Annual Rain Record in Jeopardy, "Grey" Christmas

(WTVQ-TV, LLC)
(WTVQ-TV, LLC)
Set Text Size SmallSet Text Size MediumSet Text Size LargeSet Text Size X-Large
Share
Updated: 12/20/2011 10:47 am
Tuesday, December 20, 2011: Drawing Near the Annual Precipitation Record, and a "Grey" Christmas

Good Tuesday morning, folks.  We have two big topics to discuss in today's post, so I'll cut to the chase.

In the next 24 to 36 hours, we will come CLOSE to breaking the annual precipitation record in Lexington.  In 1935, 65.76" of precipitation fell.  Through the first 354 days of 2011, Lexington has received 64.44"... that's right, we're within 1.32" of tieing the record.  If you're a weather dweeb like me, this is an exciting prospect.

Scattered showers in western Kentucky will slide east into the Bluegrass Region this afternoon.  This evening and tonight, the rain will become heavier and more widespread, and many places will receive between 1/2" and 1"... but there is potential for more.  Here is our in-house model's forecast for rainfall through midday Wednesday.

-

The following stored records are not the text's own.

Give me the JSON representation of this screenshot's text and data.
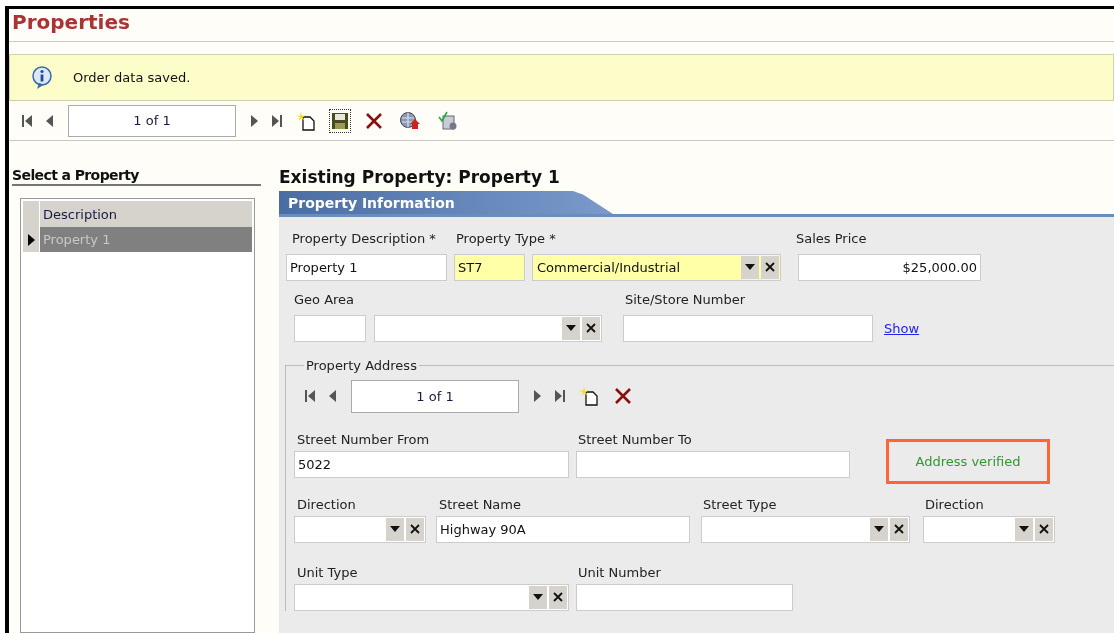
{
  "header": {
    "title": "Properties"
  },
  "message": {
    "kind": "info",
    "text": "Order data saved."
  },
  "navigator": {
    "position": "1 of 1"
  },
  "list": {
    "title": "Select a Property",
    "columns": [
      "Description"
    ],
    "rows": [
      {
        "description": "Property 1",
        "selected": true
      }
    ]
  },
  "detail": {
    "heading": "Existing Property: Property 1",
    "tab": "Property Information",
    "property_description": {
      "label": "Property Description *",
      "value": "Property 1",
      "highlighted": false
    },
    "property_type": {
      "label": "Property Type *",
      "code": "ST7",
      "value": "Commercial/Industrial",
      "highlighted": true
    },
    "sales_price": {
      "label": "Sales Price",
      "value": "$25,000.00",
      "highlighted": false
    },
    "geo_area": {
      "label": "Geo Area"
    },
    "site_store_number": {
      "label": "Site/Store Number",
      "link": "Show"
    },
    "address": {
      "legend": "Property Address",
      "position": "1 of 1",
      "street_number_from": {
        "label": "Street Number From",
        "value": "5022"
      },
      "street_number_to": {
        "label": "Street Number To"
      },
      "verification": {
        "text": "Address verified",
        "verified": true
      },
      "direction": {
        "label": "Direction"
      },
      "street_name": {
        "label": "Street Name",
        "value": "Highway 90A"
      },
      "street_type": {
        "label": "Street Type"
      },
      "post_direction": {
        "label": "Direction"
      },
      "unit_type": {
        "label": "Unit Type"
      },
      "unit_number": {
        "label": "Unit Number"
      }
    }
  }
}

Somewhat interestingly (and this should not be taken literally), the model happens to crank out 1.35" in Lexington.  However, you'll notice that the surrounding towns are expected to receive less.  A forecast of AROUND 1" may be the most valuable thing to take from this map, although we can keep in the back of our minds the potential for more.

-

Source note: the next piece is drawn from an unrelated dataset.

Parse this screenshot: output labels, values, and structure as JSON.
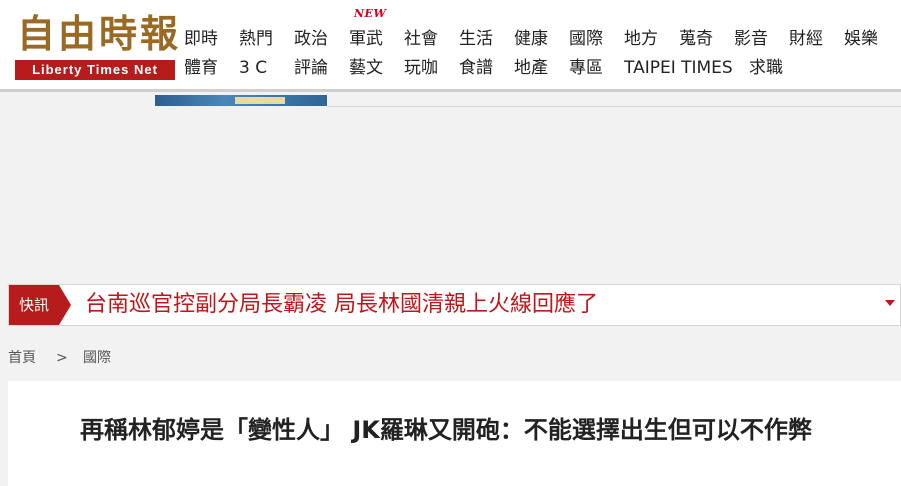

Behind this system, another back of widespread rain will arrive on Thursday.  This may end up being what puts us over the 'edge' in meeting or breaking the record.

-

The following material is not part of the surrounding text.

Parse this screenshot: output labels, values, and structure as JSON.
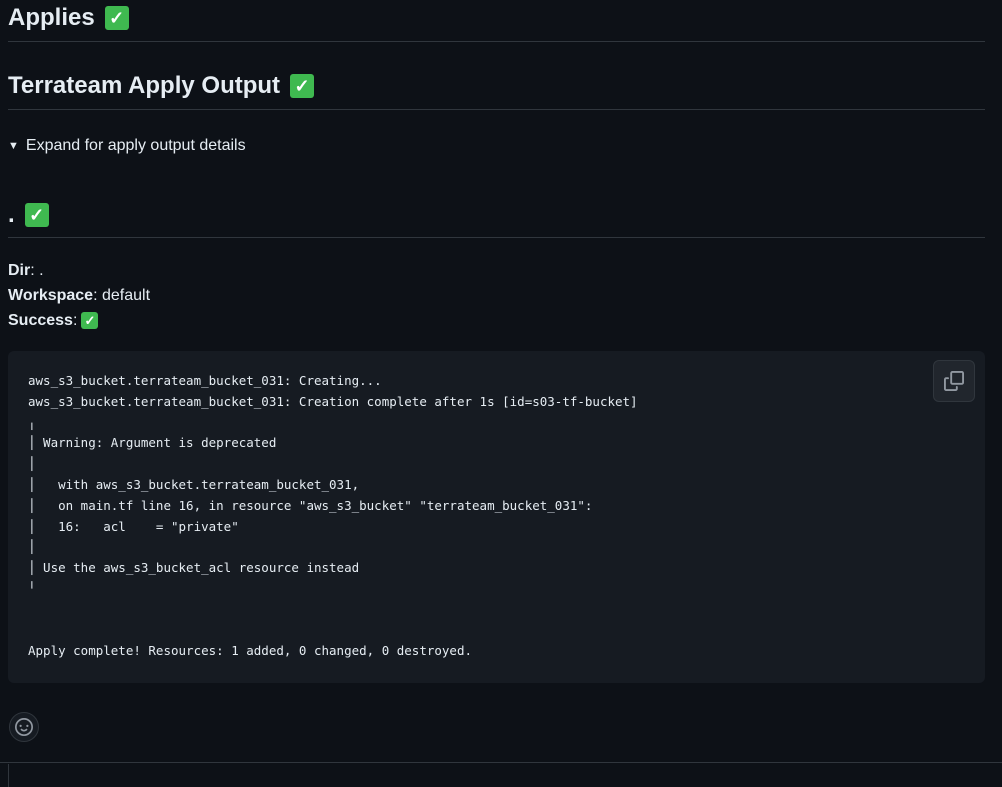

Christmas is fast approaching, and many are wondering if we'll have a White Christmas.  This remains an exceptionally CHALLENGING forecast.  No, we in the weather business are not trying to dodge the question, or cover our "tail" this year.  The time period between Friday and Monday is wrought with stark disagreements among the computer models.

-

FOR EXAMPLE, on Christmas morning, some models have a wave of low pressure passing just southeast of Kentucky.  The European model (which is a decent model in the 4-10 day range) indicates a rain-snow mix that would bring SOME PARTS of the area a White Christmas.

-

-

Courtesy: wunderground.com

-

On the other end of the spectrum, take the GFS forecast.  This is the middle-of-the-road American model that is widely used in the 2-7 day time period.  For medium range forecasting, it is the most popular tool our nation's government puts out as a forecasting tool.  It keeps us DRY on Christmas morning, with a few light rain showers and sprinkles in West Virginia.

-

-

Courtesy: NCEP

-

... so bear with us.  We're not trying to dodge the question.  It will just take a little time for the computer models to resolve the Christmas forecast, and as some semblance of a trend or agreement becomes apparent, our forecasts will become more confident regarding Santa's flying conditions. 

-

Whatever the weather, he always seems to do just fine.

-

Until next time, stay dry!

-

Geoff

Share
0 Comment(s)
Comments: Show | Hide

Here are the most recent story comments.View All

No comments yet!
Inergize Digital This site is hosted and managed by Inergize Digital.
   

WTVQ.com supports children's privacy rights. All persons under the age of 13 MUST have parental permission to use this website and direct parental supervision is strongly recommended.